Berk, Jonathan B., Campbell R. Harvey, and David Hirshleifer (2017) “How to Write an Effective Referee Report and Improve the Scientific Review Process.” Journal of Economic Perspectives, 31(1): 231-44, doi:10.1257/jep.31.1.231

Berk, Jonathan B., Campbell R. Harvey, and David Hirshleifer (2016) “Preparing a Referee Report: Guidelines and Perspectives”, SSRN working paper, doi:10.2139/ssrn.2547191

They even made a checklist.

How to navigate the job market?

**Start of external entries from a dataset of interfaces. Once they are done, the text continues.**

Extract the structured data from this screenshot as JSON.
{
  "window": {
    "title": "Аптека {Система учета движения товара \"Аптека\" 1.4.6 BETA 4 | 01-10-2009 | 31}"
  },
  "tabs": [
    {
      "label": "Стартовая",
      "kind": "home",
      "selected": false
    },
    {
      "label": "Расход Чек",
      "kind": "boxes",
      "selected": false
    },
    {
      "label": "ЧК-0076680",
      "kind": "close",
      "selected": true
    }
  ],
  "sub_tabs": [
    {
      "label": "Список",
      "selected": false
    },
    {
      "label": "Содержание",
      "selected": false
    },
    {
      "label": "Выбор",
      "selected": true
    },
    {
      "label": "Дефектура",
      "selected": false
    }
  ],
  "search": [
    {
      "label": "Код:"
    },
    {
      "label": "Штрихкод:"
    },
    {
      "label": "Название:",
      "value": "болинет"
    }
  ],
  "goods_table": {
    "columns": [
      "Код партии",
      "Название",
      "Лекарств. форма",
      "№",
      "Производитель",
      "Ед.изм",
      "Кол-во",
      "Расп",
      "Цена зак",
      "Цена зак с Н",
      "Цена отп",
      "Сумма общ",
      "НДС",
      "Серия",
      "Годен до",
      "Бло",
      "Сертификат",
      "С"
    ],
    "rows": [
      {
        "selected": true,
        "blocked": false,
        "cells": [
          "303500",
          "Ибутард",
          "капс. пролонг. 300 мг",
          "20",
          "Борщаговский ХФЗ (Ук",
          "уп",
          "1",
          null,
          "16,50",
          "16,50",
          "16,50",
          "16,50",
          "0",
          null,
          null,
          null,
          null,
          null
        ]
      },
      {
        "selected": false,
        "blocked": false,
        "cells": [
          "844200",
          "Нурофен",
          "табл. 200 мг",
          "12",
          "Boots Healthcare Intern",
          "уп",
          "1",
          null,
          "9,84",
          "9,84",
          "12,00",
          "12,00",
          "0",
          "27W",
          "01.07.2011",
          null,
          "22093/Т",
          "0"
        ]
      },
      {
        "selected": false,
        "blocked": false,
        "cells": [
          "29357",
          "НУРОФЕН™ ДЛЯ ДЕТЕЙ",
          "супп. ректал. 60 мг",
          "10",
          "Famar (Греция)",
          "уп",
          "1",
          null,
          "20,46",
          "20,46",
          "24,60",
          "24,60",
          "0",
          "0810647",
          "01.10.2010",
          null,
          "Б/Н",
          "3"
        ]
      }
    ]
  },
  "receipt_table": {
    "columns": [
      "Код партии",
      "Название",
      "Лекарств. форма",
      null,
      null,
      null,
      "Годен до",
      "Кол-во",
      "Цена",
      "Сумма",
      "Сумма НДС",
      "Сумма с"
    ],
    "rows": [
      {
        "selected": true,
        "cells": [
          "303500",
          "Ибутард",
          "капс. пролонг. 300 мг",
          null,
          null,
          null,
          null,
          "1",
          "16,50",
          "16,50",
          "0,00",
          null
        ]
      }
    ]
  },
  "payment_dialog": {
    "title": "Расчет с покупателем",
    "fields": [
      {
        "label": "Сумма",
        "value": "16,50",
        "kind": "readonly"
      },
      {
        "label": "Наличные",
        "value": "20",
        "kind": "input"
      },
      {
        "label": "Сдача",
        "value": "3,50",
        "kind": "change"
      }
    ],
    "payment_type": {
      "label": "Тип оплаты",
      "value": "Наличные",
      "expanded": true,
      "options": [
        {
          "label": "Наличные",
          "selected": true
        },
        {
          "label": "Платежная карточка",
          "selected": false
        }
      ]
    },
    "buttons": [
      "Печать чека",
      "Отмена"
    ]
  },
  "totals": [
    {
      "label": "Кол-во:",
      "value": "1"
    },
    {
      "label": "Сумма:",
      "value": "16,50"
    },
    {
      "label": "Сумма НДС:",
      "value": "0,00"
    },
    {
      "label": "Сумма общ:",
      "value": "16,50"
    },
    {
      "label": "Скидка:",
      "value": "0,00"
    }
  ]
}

The most famous guide is John Cawley’s, here in its 2016-2017 edition. Take note of the title, however: ‘A Guide and Advice for Economists on the U.S. Junior Academic Job Market’. Things are slightly different in Europe, such as the timing and where you find the postings. Still, this is a great starting point.

Tips abound elsewhere. I particularly enjoyed Claudia Steinwender’s ‘Insights on the job market’ and this webpage by the Department of Economics at Harvard (see for example David Laibson’s tips and the FAQs #1, #2, #3, #4). Johannes Pfeifer’s website lists many more.

Professional etiquette and miscellaneous

Daniel Hamermesh wrote great articles about the economic profession. This one is a classic:

Hamermesh, Daniel S. (1992) “The young economist’s guide to professional etiquette.” Journal of Economic Perspectives, 6(1): 169-179, doi:10.1257/jep.6.1.169

It is a little bit outdated (“Nearly all journals send an acknowledging postcard when your paper is received”) but still contains solid advice.

Check out this one as well:

Hamermesh, Daniel S. (1994) “Facts and Myths about Refereeing.” Journal of Economic Perspectives, 8(1): 153-163, doi:10.1257/jep.8.1.153

If you want to dig deeper in economic writing, Deidre McCloskey has another great article on the rhetoric of economics:

McCloskey, Deidre (1983) “The Rhetoric of Economics.” Journal of Economic Literature, 21(2): 481-517, JSTOR link